Édouard-Raymond Fabre was born 15 September 1799 in Montréal. First true bookseller and Patriote, he was mayor of Montréal from 1849 to 1851. He died of cholera on 16 July 1854, in Montréal.
Between 1807 and 1812, Édouard-Raymond Fabre studied at the Petit Séminaire de Montréal. At 14, he became a clerk in the hardware store of Arthur Webster, where he learned all aspects of business practices. In 1822, he left for Paris to pursue his training at the famous bookstore of Martin Bossange. On his return, he set up his own bookstore which remained popular with students, teachers, professionals, and the clergy.

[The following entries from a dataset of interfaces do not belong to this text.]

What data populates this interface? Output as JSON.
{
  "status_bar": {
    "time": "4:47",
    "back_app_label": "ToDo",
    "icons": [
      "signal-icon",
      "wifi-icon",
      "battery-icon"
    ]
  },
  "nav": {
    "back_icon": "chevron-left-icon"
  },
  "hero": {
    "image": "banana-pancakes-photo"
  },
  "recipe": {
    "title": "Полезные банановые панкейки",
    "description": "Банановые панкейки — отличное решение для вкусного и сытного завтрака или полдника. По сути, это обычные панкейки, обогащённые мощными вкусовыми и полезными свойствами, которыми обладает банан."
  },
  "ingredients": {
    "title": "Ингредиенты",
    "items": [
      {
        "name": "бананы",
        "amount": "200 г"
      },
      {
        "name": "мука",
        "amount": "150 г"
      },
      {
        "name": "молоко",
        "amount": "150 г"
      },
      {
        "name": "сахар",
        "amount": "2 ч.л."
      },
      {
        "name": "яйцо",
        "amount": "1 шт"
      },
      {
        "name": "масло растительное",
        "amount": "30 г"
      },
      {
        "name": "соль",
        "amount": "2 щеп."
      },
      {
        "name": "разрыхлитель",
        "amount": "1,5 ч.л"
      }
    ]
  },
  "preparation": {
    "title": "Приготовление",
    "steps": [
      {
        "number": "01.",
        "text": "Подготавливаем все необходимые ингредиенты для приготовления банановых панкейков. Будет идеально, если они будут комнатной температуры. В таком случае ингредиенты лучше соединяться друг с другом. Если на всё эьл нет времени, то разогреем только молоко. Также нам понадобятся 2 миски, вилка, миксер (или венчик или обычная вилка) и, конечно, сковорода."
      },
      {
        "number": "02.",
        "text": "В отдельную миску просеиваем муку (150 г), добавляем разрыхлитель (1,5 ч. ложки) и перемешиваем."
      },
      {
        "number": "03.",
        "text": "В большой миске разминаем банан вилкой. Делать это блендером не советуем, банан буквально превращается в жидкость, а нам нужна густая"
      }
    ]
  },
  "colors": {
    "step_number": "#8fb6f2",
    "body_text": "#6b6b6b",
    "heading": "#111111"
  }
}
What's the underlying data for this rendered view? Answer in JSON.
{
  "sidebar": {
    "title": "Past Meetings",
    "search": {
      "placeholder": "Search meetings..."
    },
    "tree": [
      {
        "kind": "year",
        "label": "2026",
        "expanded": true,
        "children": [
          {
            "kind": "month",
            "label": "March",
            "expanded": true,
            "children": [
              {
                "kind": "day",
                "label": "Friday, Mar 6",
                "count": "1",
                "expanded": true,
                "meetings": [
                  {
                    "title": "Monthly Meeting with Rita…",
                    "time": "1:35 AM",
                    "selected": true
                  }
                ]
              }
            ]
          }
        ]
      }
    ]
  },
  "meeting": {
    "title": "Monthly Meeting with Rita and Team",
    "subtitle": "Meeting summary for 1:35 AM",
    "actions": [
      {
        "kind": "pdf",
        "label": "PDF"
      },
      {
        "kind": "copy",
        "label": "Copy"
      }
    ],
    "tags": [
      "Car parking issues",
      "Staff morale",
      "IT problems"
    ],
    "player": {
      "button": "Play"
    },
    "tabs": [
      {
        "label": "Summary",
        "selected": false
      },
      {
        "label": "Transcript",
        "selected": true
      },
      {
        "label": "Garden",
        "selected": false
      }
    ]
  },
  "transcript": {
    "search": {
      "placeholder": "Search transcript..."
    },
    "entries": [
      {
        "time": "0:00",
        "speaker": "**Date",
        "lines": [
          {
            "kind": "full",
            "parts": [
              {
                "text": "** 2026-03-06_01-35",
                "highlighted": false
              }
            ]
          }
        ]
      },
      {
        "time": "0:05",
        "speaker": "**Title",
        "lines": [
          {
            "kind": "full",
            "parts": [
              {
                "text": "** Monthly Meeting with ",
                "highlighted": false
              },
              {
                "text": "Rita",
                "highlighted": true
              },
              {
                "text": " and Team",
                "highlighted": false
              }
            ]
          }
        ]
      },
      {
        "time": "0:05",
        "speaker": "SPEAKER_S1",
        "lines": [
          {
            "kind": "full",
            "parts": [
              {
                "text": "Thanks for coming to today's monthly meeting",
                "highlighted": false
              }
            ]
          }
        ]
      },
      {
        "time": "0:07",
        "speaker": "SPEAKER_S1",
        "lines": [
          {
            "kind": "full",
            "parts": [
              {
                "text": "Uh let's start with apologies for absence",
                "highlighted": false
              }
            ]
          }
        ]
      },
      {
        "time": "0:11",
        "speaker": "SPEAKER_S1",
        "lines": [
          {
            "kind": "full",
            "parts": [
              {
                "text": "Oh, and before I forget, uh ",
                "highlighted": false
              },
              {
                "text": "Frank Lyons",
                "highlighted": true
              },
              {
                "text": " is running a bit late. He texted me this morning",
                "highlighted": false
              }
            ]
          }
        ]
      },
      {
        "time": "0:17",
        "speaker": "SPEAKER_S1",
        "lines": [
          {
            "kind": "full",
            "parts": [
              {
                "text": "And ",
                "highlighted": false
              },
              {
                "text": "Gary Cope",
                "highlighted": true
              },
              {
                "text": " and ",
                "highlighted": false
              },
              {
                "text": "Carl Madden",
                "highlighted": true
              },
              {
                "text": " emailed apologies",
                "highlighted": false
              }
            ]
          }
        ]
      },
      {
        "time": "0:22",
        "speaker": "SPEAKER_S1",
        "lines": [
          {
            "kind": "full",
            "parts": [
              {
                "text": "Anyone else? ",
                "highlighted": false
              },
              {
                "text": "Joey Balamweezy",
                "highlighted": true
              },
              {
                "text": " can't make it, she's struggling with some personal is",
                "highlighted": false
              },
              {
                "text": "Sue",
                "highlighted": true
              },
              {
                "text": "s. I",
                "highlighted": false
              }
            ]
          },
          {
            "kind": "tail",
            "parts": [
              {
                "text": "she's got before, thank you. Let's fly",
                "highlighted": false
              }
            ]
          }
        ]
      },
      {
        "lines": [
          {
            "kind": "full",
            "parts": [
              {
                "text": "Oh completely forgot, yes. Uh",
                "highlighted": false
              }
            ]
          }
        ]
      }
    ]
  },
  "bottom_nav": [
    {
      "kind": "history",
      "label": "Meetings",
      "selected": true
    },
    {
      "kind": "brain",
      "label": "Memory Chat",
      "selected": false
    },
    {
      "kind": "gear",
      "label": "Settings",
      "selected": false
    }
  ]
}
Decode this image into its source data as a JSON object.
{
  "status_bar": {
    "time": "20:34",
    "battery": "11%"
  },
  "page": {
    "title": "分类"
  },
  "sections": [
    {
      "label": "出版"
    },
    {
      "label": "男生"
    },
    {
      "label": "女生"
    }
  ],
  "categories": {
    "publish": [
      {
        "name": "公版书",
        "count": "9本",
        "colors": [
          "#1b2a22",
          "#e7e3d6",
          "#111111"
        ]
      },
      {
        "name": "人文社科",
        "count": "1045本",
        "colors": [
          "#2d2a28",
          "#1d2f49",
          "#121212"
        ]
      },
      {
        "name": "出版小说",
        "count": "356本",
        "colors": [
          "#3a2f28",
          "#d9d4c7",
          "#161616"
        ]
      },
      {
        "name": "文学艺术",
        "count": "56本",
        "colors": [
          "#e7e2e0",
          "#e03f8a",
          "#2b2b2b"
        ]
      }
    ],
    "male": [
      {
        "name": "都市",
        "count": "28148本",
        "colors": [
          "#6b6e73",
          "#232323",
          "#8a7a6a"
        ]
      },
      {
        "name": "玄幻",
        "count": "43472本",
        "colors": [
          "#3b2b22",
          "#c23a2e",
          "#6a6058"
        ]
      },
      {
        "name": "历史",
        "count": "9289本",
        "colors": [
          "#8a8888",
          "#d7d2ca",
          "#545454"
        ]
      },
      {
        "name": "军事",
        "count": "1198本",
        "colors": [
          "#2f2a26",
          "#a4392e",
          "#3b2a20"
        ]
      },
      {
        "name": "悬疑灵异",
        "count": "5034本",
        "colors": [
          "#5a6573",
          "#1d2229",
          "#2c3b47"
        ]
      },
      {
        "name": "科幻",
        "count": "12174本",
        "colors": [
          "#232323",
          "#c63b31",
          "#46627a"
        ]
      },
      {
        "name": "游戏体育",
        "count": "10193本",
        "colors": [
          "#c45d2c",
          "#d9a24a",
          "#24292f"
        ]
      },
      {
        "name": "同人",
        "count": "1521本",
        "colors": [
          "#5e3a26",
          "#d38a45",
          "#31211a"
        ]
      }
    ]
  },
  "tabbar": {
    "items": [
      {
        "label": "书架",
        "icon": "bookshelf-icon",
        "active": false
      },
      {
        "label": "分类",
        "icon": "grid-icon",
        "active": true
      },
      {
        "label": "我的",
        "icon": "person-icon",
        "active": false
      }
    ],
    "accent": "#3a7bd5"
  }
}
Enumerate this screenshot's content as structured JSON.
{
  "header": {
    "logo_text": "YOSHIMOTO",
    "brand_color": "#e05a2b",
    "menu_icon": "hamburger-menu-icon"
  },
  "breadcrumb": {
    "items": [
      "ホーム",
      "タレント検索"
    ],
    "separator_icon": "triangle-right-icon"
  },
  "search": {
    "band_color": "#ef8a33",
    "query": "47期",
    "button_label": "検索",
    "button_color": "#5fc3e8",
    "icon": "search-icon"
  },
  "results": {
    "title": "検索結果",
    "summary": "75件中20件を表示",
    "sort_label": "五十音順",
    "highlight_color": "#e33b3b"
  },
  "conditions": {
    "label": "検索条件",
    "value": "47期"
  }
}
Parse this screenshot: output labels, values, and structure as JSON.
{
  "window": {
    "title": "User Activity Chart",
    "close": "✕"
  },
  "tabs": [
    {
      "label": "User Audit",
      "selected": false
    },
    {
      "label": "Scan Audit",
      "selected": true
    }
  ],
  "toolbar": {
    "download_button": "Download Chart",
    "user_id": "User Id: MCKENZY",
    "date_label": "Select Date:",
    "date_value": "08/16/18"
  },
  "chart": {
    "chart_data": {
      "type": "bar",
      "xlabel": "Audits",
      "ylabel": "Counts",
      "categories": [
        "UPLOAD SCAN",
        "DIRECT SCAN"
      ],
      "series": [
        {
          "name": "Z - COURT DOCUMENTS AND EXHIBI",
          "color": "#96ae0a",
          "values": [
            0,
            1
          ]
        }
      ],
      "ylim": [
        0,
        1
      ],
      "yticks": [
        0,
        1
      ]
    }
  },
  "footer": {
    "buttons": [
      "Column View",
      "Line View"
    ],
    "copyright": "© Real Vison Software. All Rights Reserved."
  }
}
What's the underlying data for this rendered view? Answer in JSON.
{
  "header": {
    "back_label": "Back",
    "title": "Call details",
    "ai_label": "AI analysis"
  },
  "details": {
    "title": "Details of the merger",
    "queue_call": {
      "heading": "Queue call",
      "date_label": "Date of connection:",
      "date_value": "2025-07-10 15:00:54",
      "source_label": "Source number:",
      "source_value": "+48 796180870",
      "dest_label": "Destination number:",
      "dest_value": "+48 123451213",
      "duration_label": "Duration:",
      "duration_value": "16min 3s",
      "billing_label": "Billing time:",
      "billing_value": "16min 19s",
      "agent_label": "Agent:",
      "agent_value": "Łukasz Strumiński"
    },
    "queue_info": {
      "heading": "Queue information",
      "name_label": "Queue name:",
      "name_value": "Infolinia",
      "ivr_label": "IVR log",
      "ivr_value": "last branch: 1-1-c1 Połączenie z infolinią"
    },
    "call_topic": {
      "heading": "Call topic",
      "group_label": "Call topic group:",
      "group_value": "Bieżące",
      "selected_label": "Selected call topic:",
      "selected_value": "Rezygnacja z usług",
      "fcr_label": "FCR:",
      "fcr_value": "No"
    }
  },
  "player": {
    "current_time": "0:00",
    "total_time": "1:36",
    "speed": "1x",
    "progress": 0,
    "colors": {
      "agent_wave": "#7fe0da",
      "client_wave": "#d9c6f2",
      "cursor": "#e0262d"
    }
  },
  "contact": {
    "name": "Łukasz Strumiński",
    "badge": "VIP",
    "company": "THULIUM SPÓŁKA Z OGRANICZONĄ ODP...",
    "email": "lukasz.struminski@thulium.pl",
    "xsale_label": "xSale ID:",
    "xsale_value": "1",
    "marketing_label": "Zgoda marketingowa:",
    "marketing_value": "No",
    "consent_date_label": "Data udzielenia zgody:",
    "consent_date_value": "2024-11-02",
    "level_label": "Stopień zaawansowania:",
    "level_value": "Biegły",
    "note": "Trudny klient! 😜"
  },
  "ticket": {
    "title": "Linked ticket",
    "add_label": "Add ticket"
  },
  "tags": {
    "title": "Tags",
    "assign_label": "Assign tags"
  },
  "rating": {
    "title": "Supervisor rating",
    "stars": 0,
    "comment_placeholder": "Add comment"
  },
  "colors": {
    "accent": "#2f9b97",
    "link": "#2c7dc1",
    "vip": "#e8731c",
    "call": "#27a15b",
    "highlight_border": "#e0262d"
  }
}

At the end of the 1820s, he became an active member of the Patriote movement. In 1835, he took part in the foundation of the Maison canadienne de commerce and the Banque du peuple, institutions set up in order to thwart English Canadian financial supremacy. A loyal friend of Louis-Joseph Papineau, whom he greatly admired, he supported the activities of the Patriotes. His bookshop was one of the headquarters of the group and he helped the newspapers La Minerve and Le Vindicator, both of which endorsed the reformist beliefs. Sent to jail on 12 December 1838, following the rebellions, he was released, for lack of evidence.
In 1833, he became a member of the city’s medical committee. In 1844, he was president of the large jury of Montréal and since 1848, he was an alderman for the East ward. That same year, he was appointed chairman of the finance committee. His reputation as manager was such that the council elected him mayor in 1849. He was re-elected the following year for a second term. As mayor, he was very active. He largely contributed to the consolidation of city and the relief efforts to counter the cholera epidemic in 1851. He also managed the insurrections of Tories on April 1849, following the compensation for victims of the repression of the 1837-1838 rebellions. On learning of his death, Louis-Joseph Papineau stated that he has rendered oustanding services to the country.